I'm going to recommend the Manufacturer of the motorhome. We had ours "aligned" several times, even at Freightliner but...last time was the factory. They found the rear axle about one inch maybe two right side ahead of the left side on the frame. Had to remove some welds and weld in spacers/washers. After that and realignment no fighting the steering wheel.

Hunk of Cheese

PNW

New Member

Joined: 01/22/2012

View Profile


Offline
Posted: 09/28/21 09:49am Link  |  Quote  |  Print  |  Notify Moderator

Rick Jay wrote:

Hunk of Cheese,

do you have the tires properly inflated for the load that they're carrying? Some places just air up the tires to the max inflation pressure on the tire, but that is often times over-inflated for the specific tire & RV/weight combination. I know on our rig that gave a very poor (hard) ride and made steering a bit squirrelly, especially on rough pavement.

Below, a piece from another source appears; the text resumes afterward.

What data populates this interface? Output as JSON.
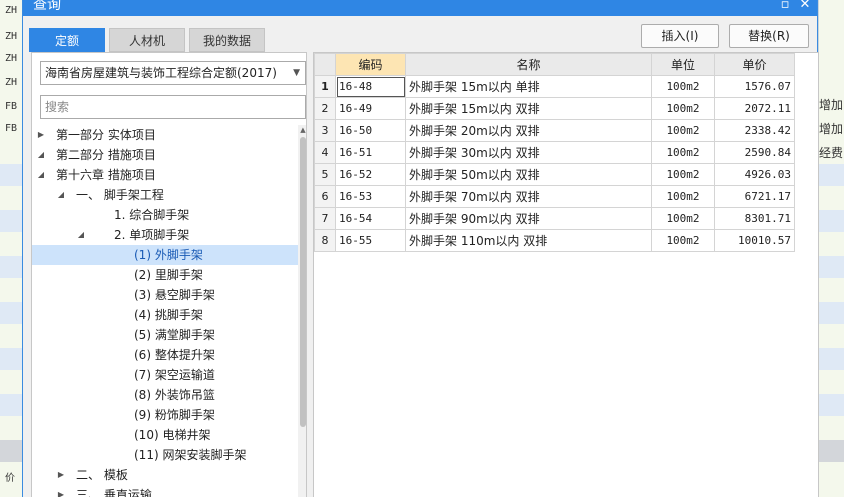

Argh. Yes, I have the tires aired properly -- I keep them all at 90 PSI, which is slightly higher than the tire manufacturer's recommendation for my weight. Tire mfr. recommends 80 PSI which is also the tire's minimum allowed inflation and I wanted to stay above the minimum.

When I first got my coach and took it in for inspection, the shop filled my tires to 140 PSI. Ride was so hard. I came back later after learning some stuff and tried to tell the guy he had made a mistake. The whole shop was immediately very angry, (I guess they had had this argument before.) and somebody sarcastically yelled at me "if 140 PSI wasn't the tire manufacturer's recommended pressure then why would they stamp it on the side of the tire?!". They waved away and didn't want to look at my PDF brochure from the tire manufacturer. Wow, that was frustrating.

De-airing the tires did help a lot with the squirrely but it's still there.

colmbarry

Edgewater, md

New Member

Joined: 10/30/2017

View Profile


Offline
Posted: 09/28/21 10:02am Link  |  Quote  |  Print  |  Notify Moderator

Maybe a day trip is in order!

https://www.hendersonslineup.com/

Reply to Topic  |  Subscribe  |  Print Topic  |  Post New Topic  | 
Page of 3  
Next

Open Roads Forum  >  Class A Motorhomes  >  Maintenance Issues & Tips

 > Where to get steering alignment done for a class A?
Search:   Advanced Search

Search only in Class A Motorhomes


New posts No new posts
Closed, new posts Closed, no new posts
Moved, new posts Moved, no new posts

Adjust text size:




© 2021 CWI, Inc. © 2021 Good Sam Enterprises, LLC. All Rights Reserved.